Columbus’s discoveries overthrew the Medieval conception of Earth’s place in the cosmos. No, he did not discover that the Earth was round. Educated Greeks had known that two millennia earlier. But he also did more than just discover new lands.
The standard, educated medieval view of the cosmos was a synthesis of Aristotle and Christian theology. The universe consisted of larger and larger spheres of more and more rarefied elements: a sphere of earth, a sphere of water, a sphere of air, a sphere of fire (the sublunary sphere, home of meteors), and successive quintessential spheres for the planets, the fixed stars, and heaven beyond. The first two spheres were not concentric, obviously – otherwise the earthly sphere would have been underwater. Instead, Providence had set the earthly sphere sufficiently off-center that some of it – including the whole inhabited world – stuck above the water.

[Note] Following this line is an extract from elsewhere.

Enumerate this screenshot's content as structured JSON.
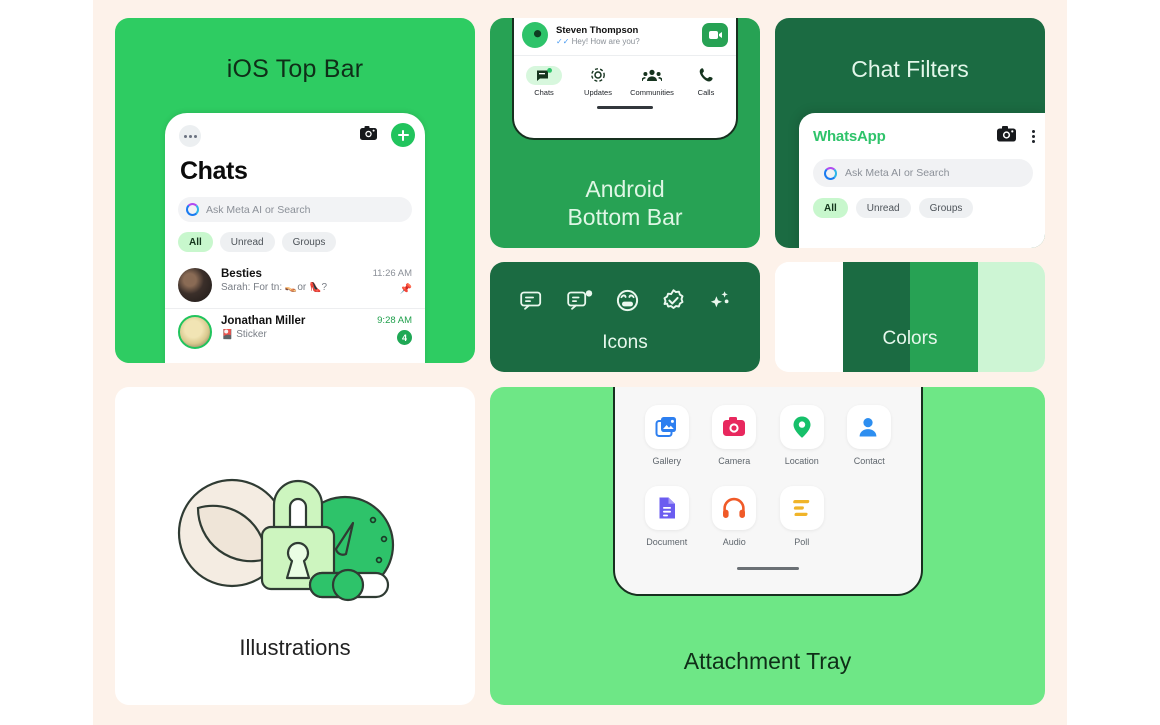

Here’s a representation of the old view, still surviving just after Columbus (from David Wooton’s fine recent book The Invention of Science: A New History of the Scientific Revolution). At the very center of the chart, inside the wavy lines representing the sphere of water, is a funny shape: a T-and-O map of the inhabited world. The East, and Asia, are the white area above the horizontal crossbar of the T. The vertical bar of the T is the Mediterranean, with two further horizontal black lines separating Iberian, Italian and Balkan peninsulas to the North (left). Africa is South (right) of the Mediterranean. Not shown on this map, at the very crux of the T, is the holy city of Jerusalem, site of the Crucifixion and Resurrection. T-and-O maps aren’t much use for navigation, but they were popular for a long time because they showed a Higher Truth.
It’s hard to square this conception of the universe with the discovery of a whole New World sticking up on the opposite side of the watery sphere. Columbus tried out various theories. At first he imagined that he had reached the (East) Indies. Later, he started thinking that the earthly “sphere” might be pear-shaped (shaped like a woman’s breast, he put it) rather than strictly spherical, and you could reach the site of earthly Paradise (the nipple) by sailing up the Oronoco.
The generation following Columbus, beginning with Amerigo Vespucci, abandoned the nested spheres idea, at least as far as earth and water were concerned. When Medieval writers wrote about “the Earth” they almost always meant just the earthly sphere, minus the Ocean. After Columbus, “the Earth” would come to refer to the whole terraqueous globe.
The Waldseeemüller map (1507) is one of the first to show the Old World and the New. Copernicus almost certainly saw a copy of the map. It spurred him to imagine that the Earthly globe – land and water – could revolve around its own axis, and – even more radically – might revolve around the sun.